(RAW DATA)

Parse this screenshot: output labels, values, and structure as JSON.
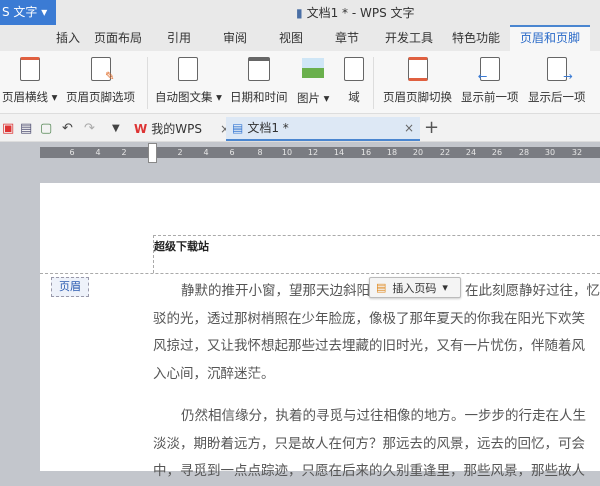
{
  "app": {
    "menu_label": "S 文字",
    "title": "文档1 * - WPS 文字"
  },
  "tabs": [
    "插入",
    "页面布局",
    "引用",
    "审阅",
    "视图",
    "章节",
    "开发工具",
    "特色功能",
    "页眉和页脚"
  ],
  "ribbon": [
    "页眉横线",
    "页眉页脚选项",
    "自动图文集",
    "日期和时间",
    "图片",
    "域",
    "页眉页脚切换",
    "显示前一项",
    "显示后一项"
  ],
  "doc_tabs": {
    "home": "我的WPS",
    "doc": "文档1 *",
    "close": "×",
    "add": "+"
  },
  "ruler": [
    "6",
    "4",
    "2",
    "2",
    "4",
    "6",
    "8",
    "10",
    "12",
    "14",
    "16",
    "18",
    "20",
    "22",
    "24",
    "26",
    "28",
    "30",
    "32"
  ],
  "header": {
    "text": "超级下载站",
    "label": "页眉",
    "insert_page_number": "插入页码"
  },
  "body": {
    "p1": [
      "静默的推开小窗，望那天边斜阳",
      "在此刻愿静好过往，忆",
      "驳的光，透过那树梢照在少年脸庞，像极了那年夏天的你我在阳光下欢笑",
      "风掠过，又让我怀想起那些过去埋藏的旧时光，又有一片忧伤，伴随着风",
      "入心间，沉醉迷茫。"
    ],
    "p2": [
      "仍然相信缘分，执着的寻觅与过往相像的地方。一步步的行走在人生",
      "淡淡，期盼着远方，只是故人在何方？那远去的风景，远去的回忆，可会",
      "中，寻觅到一点点踪迹，只愿在后来的久别重逢里，那些风景，那些故人"
    ]
  },
  "colors": {
    "accent": "#3b7bd4",
    "ruler": "#7a7c82",
    "workspace": "#c3c6cc"
  }
}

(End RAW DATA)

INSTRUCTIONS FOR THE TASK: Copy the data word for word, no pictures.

EXERCISE SOLUTION:
Parse this screenshot: output labels, values, and structure as JSON.
{
  "app": {
    "menu_label": "S 文字",
    "title": "文档1 * - WPS 文字"
  },
  "tabs": [
    "插入",
    "页面布局",
    "引用",
    "审阅",
    "视图",
    "章节",
    "开发工具",
    "特色功能",
    "页眉和页脚"
  ],
  "ribbon": [
    "页眉横线",
    "页眉页脚选项",
    "自动图文集",
    "日期和时间",
    "图片",
    "域",
    "页眉页脚切换",
    "显示前一项",
    "显示后一项"
  ],
  "doc_tabs": {
    "home": "我的WPS",
    "doc": "文档1 *",
    "close": "×",
    "add": "+"
  },
  "ruler": [
    "6",
    "4",
    "2",
    "2",
    "4",
    "6",
    "8",
    "10",
    "12",
    "14",
    "16",
    "18",
    "20",
    "22",
    "24",
    "26",
    "28",
    "30",
    "32"
  ],
  "header": {
    "text": "超级下载站",
    "label": "页眉",
    "insert_page_number": "插入页码"
  },
  "body": {
    "p1": [
      "静默的推开小窗，望那天边斜阳",
      "在此刻愿静好过往，忆",
      "驳的光，透过那树梢照在少年脸庞，像极了那年夏天的你我在阳光下欢笑",
      "风掠过，又让我怀想起那些过去埋藏的旧时光，又有一片忧伤，伴随着风",
      "入心间，沉醉迷茫。"
    ],
    "p2": [
      "仍然相信缘分，执着的寻觅与过往相像的地方。一步步的行走在人生",
      "淡淡，期盼着远方，只是故人在何方？那远去的风景，远去的回忆，可会",
      "中，寻觅到一点点踪迹，只愿在后来的久别重逢里，那些风景，那些故人"
    ]
  },
  "colors": {
    "accent": "#3b7bd4",
    "ruler": "#7a7c82",
    "workspace": "#c3c6cc"
  }
}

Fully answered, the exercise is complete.